In early August, Fossil Rim Wildlife Center veterinarians Dr. Julie Swenson and Dr. Holly Haefele, plus veterinary technician Brenda Cordova, held a diagnostic procedure in an attempt to help an Arabian oryx that was not in ideal health.
“We’ve been concerned with how thin she is, while the rest of the herd is maintaining weight pretty well,” Swenson said. “We pulled her from the herd and then put her in a pen at the vet clinic. That way, she would have easy access to food and we could increase the calorie content so she could gain weight better, but so far that hasn’t worked. We don’t generally have many health problems here with Arabians as a species, so she is a bit unusual.”
Swenson discussed the exam for the oryx.
“We wanted to repeat some bloodwork after we’d found some mild abnormalities the last time with her,” Swenson said. “In addition, we wanted to do a more thorough dental exam to make sure there were no teeth issues. We wanted to get radiographs on her to check for a foreign body or maybe an abscess in her abdomen, plus look for evidence of heart disease in her chest.
“We did an ultrasound for the same basic reasons as the radiograph; but it also allows you to look at some different structures better, such as movement of the heart, kidney measurements and specifics in the liver.”
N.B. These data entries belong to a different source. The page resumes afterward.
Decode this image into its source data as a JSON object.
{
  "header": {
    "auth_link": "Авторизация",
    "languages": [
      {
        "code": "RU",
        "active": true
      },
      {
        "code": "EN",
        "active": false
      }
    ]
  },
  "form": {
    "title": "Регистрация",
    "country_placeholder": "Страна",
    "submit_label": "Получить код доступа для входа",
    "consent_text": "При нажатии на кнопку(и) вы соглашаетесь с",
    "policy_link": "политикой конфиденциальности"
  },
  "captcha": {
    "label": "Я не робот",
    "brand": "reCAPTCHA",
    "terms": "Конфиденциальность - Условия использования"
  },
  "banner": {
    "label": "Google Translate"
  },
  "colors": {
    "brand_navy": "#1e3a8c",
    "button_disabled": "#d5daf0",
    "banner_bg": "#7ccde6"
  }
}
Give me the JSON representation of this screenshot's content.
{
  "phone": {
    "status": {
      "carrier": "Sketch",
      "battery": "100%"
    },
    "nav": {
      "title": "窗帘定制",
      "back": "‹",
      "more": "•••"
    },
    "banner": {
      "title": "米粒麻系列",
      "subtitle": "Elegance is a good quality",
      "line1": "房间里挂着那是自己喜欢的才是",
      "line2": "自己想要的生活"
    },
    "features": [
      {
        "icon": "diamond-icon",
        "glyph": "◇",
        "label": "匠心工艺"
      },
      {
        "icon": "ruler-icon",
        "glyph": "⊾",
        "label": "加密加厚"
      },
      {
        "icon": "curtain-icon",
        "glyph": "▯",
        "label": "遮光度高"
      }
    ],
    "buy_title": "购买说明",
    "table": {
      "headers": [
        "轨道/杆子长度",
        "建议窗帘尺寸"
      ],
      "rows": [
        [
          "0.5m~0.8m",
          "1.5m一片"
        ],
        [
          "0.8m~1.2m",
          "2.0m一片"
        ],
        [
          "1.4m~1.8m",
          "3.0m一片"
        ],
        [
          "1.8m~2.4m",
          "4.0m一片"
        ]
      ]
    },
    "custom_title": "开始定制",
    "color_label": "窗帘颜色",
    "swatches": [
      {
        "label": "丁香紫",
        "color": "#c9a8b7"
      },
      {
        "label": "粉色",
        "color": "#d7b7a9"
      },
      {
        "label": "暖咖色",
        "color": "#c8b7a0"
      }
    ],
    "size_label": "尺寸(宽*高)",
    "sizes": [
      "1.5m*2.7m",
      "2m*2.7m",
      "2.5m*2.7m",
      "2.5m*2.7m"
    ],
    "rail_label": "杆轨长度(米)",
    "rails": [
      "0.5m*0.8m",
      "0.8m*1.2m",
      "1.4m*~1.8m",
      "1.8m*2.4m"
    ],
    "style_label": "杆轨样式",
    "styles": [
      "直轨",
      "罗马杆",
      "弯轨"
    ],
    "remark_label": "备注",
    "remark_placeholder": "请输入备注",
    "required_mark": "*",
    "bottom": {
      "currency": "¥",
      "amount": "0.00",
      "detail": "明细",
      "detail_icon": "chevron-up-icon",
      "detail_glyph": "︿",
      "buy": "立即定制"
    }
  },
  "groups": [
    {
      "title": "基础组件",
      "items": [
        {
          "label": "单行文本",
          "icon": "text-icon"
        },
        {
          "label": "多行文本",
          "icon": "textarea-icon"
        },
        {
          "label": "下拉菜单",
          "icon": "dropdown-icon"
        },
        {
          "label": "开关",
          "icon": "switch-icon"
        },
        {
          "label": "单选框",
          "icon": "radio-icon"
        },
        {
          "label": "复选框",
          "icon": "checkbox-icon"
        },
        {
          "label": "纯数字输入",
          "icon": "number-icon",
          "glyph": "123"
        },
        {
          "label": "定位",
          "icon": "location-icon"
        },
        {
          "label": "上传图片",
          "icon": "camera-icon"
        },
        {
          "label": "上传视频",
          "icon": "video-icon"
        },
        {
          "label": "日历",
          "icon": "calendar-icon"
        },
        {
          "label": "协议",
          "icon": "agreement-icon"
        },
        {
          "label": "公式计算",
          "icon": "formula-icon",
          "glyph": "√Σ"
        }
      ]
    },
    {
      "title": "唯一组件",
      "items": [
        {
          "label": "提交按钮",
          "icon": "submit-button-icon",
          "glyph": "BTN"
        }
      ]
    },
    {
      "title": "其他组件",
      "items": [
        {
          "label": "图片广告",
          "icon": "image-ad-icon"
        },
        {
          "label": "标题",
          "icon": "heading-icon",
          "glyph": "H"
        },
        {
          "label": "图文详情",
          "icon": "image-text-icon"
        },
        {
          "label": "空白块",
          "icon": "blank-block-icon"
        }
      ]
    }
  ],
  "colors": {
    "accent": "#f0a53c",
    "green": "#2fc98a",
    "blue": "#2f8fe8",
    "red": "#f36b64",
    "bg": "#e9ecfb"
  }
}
In addition to Fossil Rim staff, vet preceptee Paula Rocha, vet tech intern Allyssa Roberts and former vet preceptee Jennifer Shultz were assisting on the exam. Currently a student at Colorado State, Shultz had stopped by to visit before starting her next semester.
“Jennifer just happened to be visiting us for the day,” Swenson said. “We like to have former preceptees come back to visit on occasion.”
Swenson felt like it was a valuable morning for all three ladies.
“We tried to get examples of rumen fluid from this animal to test it for various issues,” she said. “One way to do so is by passing an oral gastric tube, and that’s something you may need to do in an anesthetized ruminant from time to time. Ruminants can often bloat under anesthesia, which can make it difficult for them to breathe. Learning how to pass the tube is really important to relieve that pressure, and we don’t do it routinely, so this was a good chance to see how it’s done.”
As of now, there are no definitive conclusions on the health of this Arabian oryx, but the vets will continue to search for answers.
“She is a problematic case, because so far we can’t determine why she’s in such poor body condition,” Swenson said. “We are still waiting on mineral panel results to come back, and there are a few other tests we can run. We’ll continue to keep her at the clinic on high-calorie foods that are easy to digest, plus give her probiotics and other supportive care treatments until we are able to determine the underlying problem in her case.”
-Tye Chandler, Marketing Associate
Hello, Holly. Great to see your pic and to read this interesting blog (thanks, Tye). Hope you found the problem with this animal.
Seeing the photo took Sally and me back to our times with you in the past. In Scotland now, till 9/5. Loved it that Patrick and Suman got their grandkids together with you.